##### Record extracts #####
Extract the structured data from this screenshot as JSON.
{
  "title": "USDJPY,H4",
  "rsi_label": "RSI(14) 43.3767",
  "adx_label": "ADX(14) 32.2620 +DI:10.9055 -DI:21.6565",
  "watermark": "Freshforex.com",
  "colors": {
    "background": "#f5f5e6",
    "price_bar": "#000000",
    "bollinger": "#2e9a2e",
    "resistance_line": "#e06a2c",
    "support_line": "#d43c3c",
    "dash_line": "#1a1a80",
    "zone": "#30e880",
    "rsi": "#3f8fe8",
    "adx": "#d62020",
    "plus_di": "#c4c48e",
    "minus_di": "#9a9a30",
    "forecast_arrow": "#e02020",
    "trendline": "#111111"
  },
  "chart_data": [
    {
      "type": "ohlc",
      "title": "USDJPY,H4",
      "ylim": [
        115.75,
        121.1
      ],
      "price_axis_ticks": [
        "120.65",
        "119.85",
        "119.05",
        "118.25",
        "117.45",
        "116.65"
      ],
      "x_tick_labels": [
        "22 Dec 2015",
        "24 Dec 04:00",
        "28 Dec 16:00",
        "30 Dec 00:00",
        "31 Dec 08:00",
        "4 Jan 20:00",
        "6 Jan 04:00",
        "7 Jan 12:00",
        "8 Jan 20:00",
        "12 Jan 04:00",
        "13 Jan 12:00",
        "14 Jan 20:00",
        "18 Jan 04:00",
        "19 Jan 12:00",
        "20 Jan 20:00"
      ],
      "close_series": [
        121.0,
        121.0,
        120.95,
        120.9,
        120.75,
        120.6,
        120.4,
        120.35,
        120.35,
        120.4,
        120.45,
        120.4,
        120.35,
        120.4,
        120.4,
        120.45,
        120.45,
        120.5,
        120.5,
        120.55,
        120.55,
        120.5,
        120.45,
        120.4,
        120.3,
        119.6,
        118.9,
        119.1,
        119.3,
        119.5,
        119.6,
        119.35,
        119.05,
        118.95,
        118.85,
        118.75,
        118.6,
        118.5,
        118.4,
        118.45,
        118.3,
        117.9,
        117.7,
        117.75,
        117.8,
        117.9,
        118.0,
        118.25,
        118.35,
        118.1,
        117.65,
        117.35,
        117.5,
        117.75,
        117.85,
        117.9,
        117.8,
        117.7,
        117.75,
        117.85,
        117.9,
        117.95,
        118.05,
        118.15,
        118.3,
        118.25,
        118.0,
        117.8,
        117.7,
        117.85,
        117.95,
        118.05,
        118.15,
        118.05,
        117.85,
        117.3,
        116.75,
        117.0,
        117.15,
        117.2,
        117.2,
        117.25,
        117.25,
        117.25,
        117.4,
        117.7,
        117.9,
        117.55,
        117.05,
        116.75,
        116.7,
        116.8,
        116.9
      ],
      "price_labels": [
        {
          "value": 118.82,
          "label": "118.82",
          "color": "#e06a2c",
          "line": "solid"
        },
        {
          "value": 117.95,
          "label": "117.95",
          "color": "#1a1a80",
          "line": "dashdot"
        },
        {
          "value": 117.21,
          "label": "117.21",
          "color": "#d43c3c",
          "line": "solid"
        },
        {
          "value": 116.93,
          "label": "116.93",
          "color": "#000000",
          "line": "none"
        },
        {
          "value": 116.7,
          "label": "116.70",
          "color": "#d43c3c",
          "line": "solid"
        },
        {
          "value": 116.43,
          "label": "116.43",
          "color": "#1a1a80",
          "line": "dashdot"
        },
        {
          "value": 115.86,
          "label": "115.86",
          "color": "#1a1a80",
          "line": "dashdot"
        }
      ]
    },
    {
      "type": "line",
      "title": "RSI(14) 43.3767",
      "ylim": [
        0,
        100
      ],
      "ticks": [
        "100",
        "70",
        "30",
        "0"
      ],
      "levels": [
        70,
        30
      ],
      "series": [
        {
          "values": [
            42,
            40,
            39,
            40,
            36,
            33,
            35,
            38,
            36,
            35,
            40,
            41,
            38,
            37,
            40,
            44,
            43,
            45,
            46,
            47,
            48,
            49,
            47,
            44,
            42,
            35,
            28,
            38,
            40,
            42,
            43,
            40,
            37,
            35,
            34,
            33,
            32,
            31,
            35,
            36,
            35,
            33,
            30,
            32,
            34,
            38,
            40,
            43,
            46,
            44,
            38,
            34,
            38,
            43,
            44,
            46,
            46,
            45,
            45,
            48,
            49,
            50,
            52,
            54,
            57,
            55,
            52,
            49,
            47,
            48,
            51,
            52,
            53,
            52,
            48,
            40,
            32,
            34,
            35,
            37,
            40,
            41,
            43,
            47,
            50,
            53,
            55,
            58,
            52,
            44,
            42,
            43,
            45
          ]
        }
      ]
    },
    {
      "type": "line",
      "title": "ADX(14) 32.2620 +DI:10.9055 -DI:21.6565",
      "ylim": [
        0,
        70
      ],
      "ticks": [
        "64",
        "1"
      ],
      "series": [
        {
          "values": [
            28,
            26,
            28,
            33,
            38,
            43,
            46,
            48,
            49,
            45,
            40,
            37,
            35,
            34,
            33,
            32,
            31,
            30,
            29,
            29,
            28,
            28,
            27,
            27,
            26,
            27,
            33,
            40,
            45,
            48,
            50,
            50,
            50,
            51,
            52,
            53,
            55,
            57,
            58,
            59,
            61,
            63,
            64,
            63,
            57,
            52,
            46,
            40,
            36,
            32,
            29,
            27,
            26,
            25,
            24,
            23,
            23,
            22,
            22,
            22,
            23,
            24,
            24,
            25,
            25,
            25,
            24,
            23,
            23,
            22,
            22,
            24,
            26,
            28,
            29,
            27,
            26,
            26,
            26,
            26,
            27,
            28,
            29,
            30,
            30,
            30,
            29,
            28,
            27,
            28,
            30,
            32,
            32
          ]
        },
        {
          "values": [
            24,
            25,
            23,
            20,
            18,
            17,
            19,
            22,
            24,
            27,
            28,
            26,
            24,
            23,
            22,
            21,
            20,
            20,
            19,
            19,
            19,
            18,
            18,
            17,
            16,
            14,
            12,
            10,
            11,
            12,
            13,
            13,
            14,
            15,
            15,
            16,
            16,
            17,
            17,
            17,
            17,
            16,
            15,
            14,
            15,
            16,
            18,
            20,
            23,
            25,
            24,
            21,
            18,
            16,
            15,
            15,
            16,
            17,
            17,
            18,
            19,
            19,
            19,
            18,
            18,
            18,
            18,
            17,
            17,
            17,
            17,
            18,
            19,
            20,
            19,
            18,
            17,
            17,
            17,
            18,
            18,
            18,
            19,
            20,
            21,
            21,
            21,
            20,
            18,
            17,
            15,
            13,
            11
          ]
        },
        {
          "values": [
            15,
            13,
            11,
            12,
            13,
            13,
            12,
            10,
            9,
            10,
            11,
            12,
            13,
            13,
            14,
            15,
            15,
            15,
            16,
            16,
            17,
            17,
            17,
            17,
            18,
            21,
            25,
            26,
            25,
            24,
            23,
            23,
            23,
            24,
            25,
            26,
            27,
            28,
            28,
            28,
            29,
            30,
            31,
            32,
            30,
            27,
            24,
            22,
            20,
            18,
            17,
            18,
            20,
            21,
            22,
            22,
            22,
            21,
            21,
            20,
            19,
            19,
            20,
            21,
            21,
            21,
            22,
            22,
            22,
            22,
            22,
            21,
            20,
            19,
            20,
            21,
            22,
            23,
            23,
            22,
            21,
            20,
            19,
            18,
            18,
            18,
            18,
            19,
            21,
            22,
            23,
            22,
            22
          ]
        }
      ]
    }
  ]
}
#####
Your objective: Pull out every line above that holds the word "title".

Output of the exercise:
  "title": "USDJPY,H4",
      "title": "USDJPY,H4",
      "title": "RSI(14) 43.3767",
      "title": "ADX(14) 32.2620 +DI:10.9055 -DI:21.6565",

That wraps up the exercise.